**EXERCISE DIRECTIONS**: Could you print every entry below exactly as given?

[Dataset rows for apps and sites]
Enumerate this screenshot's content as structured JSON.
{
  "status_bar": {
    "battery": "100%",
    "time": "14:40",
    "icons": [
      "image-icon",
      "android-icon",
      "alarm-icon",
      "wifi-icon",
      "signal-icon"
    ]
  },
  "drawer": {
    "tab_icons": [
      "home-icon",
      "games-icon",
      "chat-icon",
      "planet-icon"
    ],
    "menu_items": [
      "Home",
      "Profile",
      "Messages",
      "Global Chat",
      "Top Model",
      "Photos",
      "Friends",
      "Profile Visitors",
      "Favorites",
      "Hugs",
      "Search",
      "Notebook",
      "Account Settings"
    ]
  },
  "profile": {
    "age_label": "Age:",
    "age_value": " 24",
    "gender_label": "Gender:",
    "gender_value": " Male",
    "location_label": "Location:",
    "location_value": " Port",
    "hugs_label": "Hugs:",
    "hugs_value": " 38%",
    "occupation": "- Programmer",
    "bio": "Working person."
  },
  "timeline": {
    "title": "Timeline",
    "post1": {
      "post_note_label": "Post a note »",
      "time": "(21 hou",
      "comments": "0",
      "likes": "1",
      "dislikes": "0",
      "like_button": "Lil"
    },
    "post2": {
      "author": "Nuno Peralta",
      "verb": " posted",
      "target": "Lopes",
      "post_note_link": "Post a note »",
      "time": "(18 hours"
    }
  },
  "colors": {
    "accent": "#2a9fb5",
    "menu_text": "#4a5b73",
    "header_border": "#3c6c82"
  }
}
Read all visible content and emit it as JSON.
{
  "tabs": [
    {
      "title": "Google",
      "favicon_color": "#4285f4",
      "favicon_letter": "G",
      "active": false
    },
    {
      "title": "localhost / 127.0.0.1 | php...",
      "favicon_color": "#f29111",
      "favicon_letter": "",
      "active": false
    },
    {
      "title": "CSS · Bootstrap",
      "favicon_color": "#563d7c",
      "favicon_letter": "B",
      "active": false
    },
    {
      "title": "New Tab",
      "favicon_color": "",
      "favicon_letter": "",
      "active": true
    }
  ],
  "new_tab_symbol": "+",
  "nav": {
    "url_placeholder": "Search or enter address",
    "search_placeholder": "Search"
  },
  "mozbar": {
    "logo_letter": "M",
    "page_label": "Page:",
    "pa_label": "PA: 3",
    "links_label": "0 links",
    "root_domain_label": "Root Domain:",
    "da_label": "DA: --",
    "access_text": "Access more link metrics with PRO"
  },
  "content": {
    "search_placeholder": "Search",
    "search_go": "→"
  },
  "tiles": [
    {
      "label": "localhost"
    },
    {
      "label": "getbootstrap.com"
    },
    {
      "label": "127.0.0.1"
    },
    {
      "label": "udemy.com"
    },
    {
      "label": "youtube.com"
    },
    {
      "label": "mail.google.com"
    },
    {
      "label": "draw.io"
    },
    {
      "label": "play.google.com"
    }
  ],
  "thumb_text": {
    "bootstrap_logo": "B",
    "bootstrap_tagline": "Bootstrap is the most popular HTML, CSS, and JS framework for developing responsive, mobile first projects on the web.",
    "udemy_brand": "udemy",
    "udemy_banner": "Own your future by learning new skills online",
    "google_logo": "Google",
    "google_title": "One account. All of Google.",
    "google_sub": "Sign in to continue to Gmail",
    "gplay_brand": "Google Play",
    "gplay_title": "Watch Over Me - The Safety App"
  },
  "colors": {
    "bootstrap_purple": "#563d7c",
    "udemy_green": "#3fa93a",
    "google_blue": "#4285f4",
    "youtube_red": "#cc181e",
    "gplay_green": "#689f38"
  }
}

**RESPONSE FOR THIS EXERCISE**:
Enumerate this screenshot's content as structured JSON.
{
  "status_bar": {
    "battery": "100%",
    "time": "14:40",
    "icons": [
      "image-icon",
      "android-icon",
      "alarm-icon",
      "wifi-icon",
      "signal-icon"
    ]
  },
  "drawer": {
    "tab_icons": [
      "home-icon",
      "games-icon",
      "chat-icon",
      "planet-icon"
    ],
    "menu_items": [
      "Home",
      "Profile",
      "Messages",
      "Global Chat",
      "Top Model",
      "Photos",
      "Friends",
      "Profile Visitors",
      "Favorites",
      "Hugs",
      "Search",
      "Notebook",
      "Account Settings"
    ]
  },
  "profile": {
    "age_label": "Age:",
    "age_value": " 24",
    "gender_label": "Gender:",
    "gender_value": " Male",
    "location_label": "Location:",
    "location_value": " Port",
    "hugs_label": "Hugs:",
    "hugs_value": " 38%",
    "occupation": "- Programmer",
    "bio": "Working person."
  },
  "timeline": {
    "title": "Timeline",
    "post1": {
      "post_note_label": "Post a note »",
      "time": "(21 hou",
      "comments": "0",
      "likes": "1",
      "dislikes": "0",
      "like_button": "Lil"
    },
    "post2": {
      "author": "Nuno Peralta",
      "verb": " posted",
      "target": "Lopes",
      "post_note_link": "Post a note »",
      "time": "(18 hours"
    }
  },
  "colors": {
    "accent": "#2a9fb5",
    "menu_text": "#4a5b73",
    "header_border": "#3c6c82"
  }
}
Read all visible content and emit it as JSON.
{
  "tabs": [
    {
      "title": "Google",
      "favicon_color": "#4285f4",
      "favicon_letter": "G",
      "active": false
    },
    {
      "title": "localhost / 127.0.0.1 | php...",
      "favicon_color": "#f29111",
      "favicon_letter": "",
      "active": false
    },
    {
      "title": "CSS · Bootstrap",
      "favicon_color": "#563d7c",
      "favicon_letter": "B",
      "active": false
    },
    {
      "title": "New Tab",
      "favicon_color": "",
      "favicon_letter": "",
      "active": true
    }
  ],
  "new_tab_symbol": "+",
  "nav": {
    "url_placeholder": "Search or enter address",
    "search_placeholder": "Search"
  },
  "mozbar": {
    "logo_letter": "M",
    "page_label": "Page:",
    "pa_label": "PA: 3",
    "links_label": "0 links",
    "root_domain_label": "Root Domain:",
    "da_label": "DA: --",
    "access_text": "Access more link metrics with PRO"
  },
  "content": {
    "search_placeholder": "Search",
    "search_go": "→"
  },
  "tiles": [
    {
      "label": "localhost"
    },
    {
      "label": "getbootstrap.com"
    },
    {
      "label": "127.0.0.1"
    },
    {
      "label": "udemy.com"
    },
    {
      "label": "youtube.com"
    },
    {
      "label": "mail.google.com"
    },
    {
      "label": "draw.io"
    },
    {
      "label": "play.google.com"
    }
  ],
  "thumb_text": {
    "bootstrap_logo": "B",
    "bootstrap_tagline": "Bootstrap is the most popular HTML, CSS, and JS framework for developing responsive, mobile first projects on the web.",
    "udemy_brand": "udemy",
    "udemy_banner": "Own your future by learning new skills online",
    "google_logo": "Google",
    "google_title": "One account. All of Google.",
    "google_sub": "Sign in to continue to Gmail",
    "gplay_brand": "Google Play",
    "gplay_title": "Watch Over Me - The Safety App"
  },
  "colors": {
    "bootstrap_purple": "#563d7c",
    "udemy_green": "#3fa93a",
    "google_blue": "#4285f4",
    "youtube_red": "#cc181e",
    "gplay_green": "#689f38"
  }
}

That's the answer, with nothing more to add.